Data for processing:
######
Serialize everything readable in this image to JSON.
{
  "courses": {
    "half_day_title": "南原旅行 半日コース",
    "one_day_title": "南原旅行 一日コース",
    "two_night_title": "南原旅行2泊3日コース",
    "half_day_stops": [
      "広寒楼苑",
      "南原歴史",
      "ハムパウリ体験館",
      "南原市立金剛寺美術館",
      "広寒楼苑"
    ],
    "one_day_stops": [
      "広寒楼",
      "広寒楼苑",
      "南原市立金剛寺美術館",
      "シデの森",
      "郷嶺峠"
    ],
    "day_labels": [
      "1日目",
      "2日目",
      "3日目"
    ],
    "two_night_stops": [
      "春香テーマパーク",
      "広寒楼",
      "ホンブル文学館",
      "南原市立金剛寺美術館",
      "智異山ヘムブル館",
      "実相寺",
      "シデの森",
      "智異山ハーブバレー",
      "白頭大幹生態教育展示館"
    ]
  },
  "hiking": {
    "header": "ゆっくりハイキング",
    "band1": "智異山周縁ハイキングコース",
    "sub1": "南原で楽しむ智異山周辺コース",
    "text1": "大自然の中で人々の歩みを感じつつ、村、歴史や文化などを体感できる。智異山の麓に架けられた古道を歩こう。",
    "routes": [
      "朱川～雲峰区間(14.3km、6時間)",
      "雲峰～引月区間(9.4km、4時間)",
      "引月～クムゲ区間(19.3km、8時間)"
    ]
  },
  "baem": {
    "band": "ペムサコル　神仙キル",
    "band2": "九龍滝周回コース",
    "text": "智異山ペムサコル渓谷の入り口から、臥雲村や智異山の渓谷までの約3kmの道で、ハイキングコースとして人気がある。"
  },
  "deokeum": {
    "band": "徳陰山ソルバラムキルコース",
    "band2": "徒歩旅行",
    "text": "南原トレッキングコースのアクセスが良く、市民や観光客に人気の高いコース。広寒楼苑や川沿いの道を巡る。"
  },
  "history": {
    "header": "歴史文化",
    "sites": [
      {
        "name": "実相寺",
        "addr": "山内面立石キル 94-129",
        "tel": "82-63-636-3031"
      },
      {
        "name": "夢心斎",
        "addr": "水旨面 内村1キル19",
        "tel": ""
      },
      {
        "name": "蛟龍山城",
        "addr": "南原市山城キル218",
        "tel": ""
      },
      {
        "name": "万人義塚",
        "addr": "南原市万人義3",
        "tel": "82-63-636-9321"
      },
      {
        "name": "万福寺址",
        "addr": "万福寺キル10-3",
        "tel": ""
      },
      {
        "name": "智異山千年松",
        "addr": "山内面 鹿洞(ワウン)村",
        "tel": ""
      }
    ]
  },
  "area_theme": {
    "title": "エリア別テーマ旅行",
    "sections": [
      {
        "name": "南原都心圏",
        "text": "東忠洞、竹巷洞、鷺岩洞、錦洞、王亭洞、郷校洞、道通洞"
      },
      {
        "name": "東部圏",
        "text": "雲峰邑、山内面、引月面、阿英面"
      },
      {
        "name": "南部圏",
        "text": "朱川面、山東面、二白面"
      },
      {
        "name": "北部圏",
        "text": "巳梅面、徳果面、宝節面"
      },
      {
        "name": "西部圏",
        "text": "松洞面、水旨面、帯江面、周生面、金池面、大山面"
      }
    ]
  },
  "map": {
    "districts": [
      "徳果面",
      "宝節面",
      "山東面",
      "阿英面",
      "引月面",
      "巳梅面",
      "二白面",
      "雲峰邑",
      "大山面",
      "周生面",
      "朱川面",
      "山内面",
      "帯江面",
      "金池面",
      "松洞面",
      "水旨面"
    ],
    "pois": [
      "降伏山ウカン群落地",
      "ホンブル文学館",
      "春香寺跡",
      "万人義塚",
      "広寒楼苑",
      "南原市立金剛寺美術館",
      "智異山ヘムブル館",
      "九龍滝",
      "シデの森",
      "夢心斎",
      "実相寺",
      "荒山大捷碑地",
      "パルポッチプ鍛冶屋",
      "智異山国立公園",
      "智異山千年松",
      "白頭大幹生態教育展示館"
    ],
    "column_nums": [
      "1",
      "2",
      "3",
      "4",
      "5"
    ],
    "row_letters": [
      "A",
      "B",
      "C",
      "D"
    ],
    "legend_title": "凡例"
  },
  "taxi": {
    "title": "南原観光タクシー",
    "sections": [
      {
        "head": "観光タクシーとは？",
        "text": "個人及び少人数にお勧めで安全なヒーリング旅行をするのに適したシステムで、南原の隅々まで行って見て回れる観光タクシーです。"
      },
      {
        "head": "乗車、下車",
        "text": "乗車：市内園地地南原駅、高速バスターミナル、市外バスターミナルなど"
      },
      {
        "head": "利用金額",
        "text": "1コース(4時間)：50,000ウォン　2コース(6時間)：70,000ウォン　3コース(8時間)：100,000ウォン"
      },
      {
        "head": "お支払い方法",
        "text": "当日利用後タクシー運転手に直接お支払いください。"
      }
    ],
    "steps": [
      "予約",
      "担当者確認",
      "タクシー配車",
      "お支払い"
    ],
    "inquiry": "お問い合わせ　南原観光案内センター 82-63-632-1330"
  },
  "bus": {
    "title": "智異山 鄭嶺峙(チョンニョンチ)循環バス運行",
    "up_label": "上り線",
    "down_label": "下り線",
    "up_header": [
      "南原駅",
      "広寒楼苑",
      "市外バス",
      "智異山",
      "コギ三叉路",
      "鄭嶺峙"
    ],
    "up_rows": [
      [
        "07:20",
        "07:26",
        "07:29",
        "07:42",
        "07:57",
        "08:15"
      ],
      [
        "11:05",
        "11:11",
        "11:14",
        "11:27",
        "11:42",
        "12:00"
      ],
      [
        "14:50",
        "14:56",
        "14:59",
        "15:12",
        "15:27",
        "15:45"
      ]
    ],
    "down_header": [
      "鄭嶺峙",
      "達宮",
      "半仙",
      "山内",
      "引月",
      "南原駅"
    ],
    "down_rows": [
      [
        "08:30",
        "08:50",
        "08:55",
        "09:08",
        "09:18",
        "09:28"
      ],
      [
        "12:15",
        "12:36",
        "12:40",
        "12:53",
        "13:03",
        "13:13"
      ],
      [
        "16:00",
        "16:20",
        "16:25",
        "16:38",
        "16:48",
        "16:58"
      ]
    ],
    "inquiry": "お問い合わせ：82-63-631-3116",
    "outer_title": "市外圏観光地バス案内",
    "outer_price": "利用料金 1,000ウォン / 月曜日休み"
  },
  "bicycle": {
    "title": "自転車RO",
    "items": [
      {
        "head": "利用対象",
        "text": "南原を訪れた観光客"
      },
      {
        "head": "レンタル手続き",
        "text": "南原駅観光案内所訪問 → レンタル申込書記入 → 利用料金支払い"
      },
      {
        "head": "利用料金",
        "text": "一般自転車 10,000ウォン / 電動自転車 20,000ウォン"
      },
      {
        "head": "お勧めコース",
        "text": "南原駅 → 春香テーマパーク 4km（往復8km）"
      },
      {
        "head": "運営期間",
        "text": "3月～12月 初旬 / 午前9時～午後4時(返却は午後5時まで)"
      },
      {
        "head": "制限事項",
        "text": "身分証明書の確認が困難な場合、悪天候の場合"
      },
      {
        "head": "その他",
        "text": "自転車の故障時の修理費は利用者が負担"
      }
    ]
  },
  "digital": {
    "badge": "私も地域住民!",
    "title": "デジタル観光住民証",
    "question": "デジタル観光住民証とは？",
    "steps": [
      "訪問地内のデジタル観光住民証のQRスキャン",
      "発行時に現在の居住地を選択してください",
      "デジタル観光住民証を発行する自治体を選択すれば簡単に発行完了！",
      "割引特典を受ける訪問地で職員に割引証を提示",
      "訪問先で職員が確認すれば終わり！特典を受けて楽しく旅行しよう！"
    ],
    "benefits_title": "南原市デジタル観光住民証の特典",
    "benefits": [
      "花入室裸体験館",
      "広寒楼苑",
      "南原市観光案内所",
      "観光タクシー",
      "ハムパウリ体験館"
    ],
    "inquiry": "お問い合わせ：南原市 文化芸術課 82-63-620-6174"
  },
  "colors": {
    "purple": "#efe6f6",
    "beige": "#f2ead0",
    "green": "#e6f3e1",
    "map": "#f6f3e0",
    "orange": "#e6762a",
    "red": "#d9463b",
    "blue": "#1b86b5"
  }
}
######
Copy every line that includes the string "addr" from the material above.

Result of this exercise:
        "addr": "山内面立石キル 94-129",
        "addr": "水旨面 内村1キル19",
        "addr": "南原市山城キル218",
        "addr": "南原市万人義3",
        "addr": "万福寺キル10-3",
        "addr": "山内面 鹿洞(ワウン)村",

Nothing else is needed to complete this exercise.